IRRC No. 271

Written and customary provisions relating to the conduct of hostilities and treatment of victims of armed conflicts in ancient India

Reading time 4 min read
Download PDF

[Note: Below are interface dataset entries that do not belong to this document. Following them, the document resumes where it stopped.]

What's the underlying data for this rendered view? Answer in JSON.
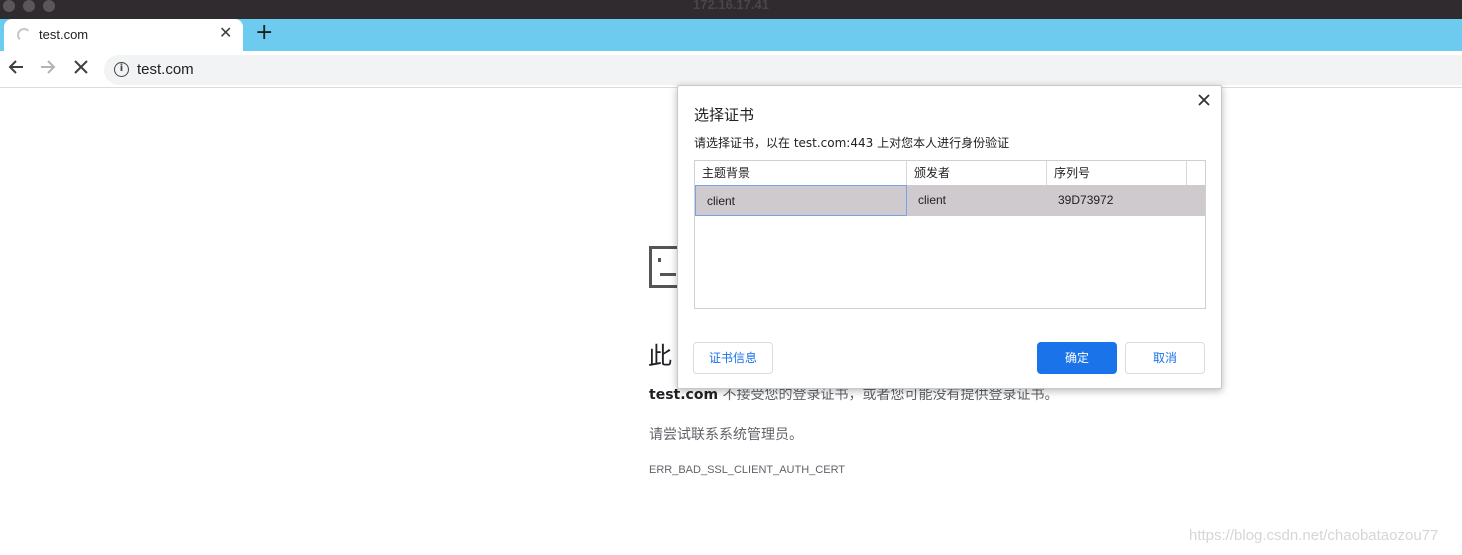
{
  "window": {
    "title": "172.16.17.41"
  },
  "tab": {
    "title": "test.com",
    "close_symbol": "✕",
    "new_tab_symbol": "+"
  },
  "toolbar": {
    "url": "test.com"
  },
  "error_page": {
    "heading": "此",
    "domain": "test.com",
    "line1_rest": " 不接受您的登录证书，或者您可能没有提供登录证书。",
    "line2": "请尝试联系系统管理员。",
    "code": "ERR_BAD_SSL_CLIENT_AUTH_CERT"
  },
  "dialog": {
    "title": "选择证书",
    "subtitle": "请选择证书，以在 test.com:443 上对您本人进行身份验证",
    "columns": [
      "主题背景",
      "颁发者",
      "序列号"
    ],
    "rows": [
      {
        "subject": "client",
        "issuer": "client",
        "serial": "39D73972"
      }
    ],
    "cert_info_button": "证书信息",
    "ok_button": "确定",
    "cancel_button": "取消"
  },
  "watermark": "https://blog.csdn.net/chaobataozou77",
  "colors": {
    "tabstrip": "#6ccbee",
    "accent": "#1a73e8",
    "selected_row": "#cfcacd"
  }
}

Two thousand years before Grotius, Rachel, or Ayala recalled Europe to humanitarianism, ancient Indians had a body of rules for governing the relations between the States of the sub-continent in the event of armed conflicts. According to Professor A. L. Basham:“…in no other part of the ancient world were the relations of man and man, and of man and the state, so fair and humane… No other ancient law-giver proclaimed such noble ideals of fair play in battle as did Manu. In all her history of warfare Hindu India has few tales to tell of cities put to the sword or of the massacre of non-combatants. The ghastly sadism of the Kings of Assyria, who flayed their captives alive, is completely without parallel in ancient India. There was sporadic cruelty and oppression no doubt, but in comparison with conditions in other cultures, it was mild. To us the most striking feature of ancient Indian civilization is its humanity.”

Continue reading #IRRC No. 271